But let’s analyze the definition of the unicorn in the startup culture – the unicorn is a startup with an evaluation of over 1 billion US dollars. Here is the essential point of our analysis. Evaluation is not the annual profit these companies are making. We could define evaluation as the “social” trust into a global brand, and we “evaluate” this “social” trust to 1 billion US dollars. Last year’s report showed that from 73 unicorn companies, only 6 had a positive net profit. And to make the situation even worse, 34 of these 73 unicorns had losses more significant than 30% of their revenue.

Having the previous paragraph in mind, we could easily deduce that without a proper IPO, these 34 unicorns would most probably end with a failure. Furthermore, the six profitable Unicorn startups (out of 73) did IPOs many years ago. No Unicorn startup among those announcing or doing an IPO since Zoom in August 2019 was profitable in 2019 (or 2020). The statistic suggests that the privately held Unicorns, which have yet to do IPOs, are primarily unprofitable. Thus, the record low profitability of startups is likely to get worse. 

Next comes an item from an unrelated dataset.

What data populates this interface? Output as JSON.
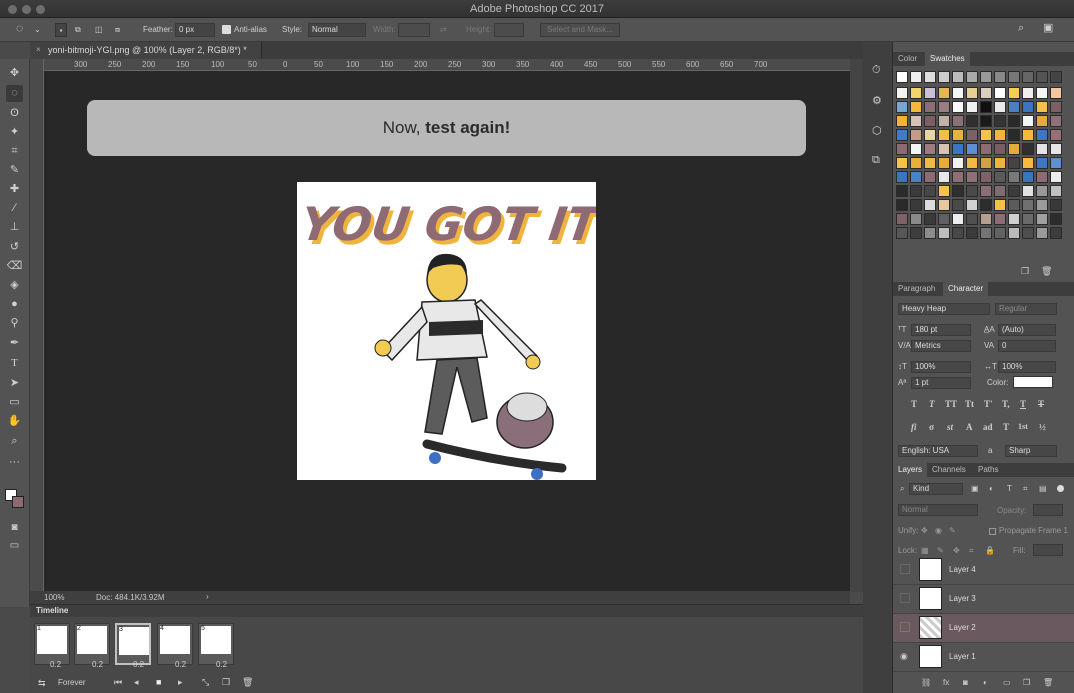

On the diagram, you can see a standard workflow of the making of a unicorn startup. In every round, more and more companies decide to exit, or they fail. Others manage to attract new funding and continue until they reach the dreamt status of the unicorn

And here is one exciting statement – every IPO company acts as an investment bank. It needs the IPO investors’ money to fund its activities. However, we need to ask ourselves whether this is a sustainable approach and whether we should mark unicorns as “successful” business ventures, considering that they do not operate on profit. And here is a sample list of reasons, marking unicorn as successful is a bad idea:

  • No net profit from their main business idea: Making not enough profit from their business idea means that the business idea is not viable. Evaluation of 1 billion US dollars does not mean that the assessment of the concept is so much.
  • Need of IPO to survive: Going into IPO mode means that the unicorn is now a public investment bank. In that sense, it starts acting as a bank, but not as a business venture. Another hint that the business idea was not profitable enough.
  • The considerable margin between evaluation and revenue: Sometimes, there is a significant margin between profit and revenue. It is essential to understand that evaluation is based on mathematical formulas, and as with every formula, the results can be set up for enormous evaluation. So, in short, a significant evaluation does not mean a successful business idea.

In conclusion, I think it is suitable for every entrepreneur and investor to ask themselves whether it is good to operate a business this way. Maybe a more prudent approach to doing business and ensuring the company has a minimized positive net profit will make the startup environment much better and less stressful.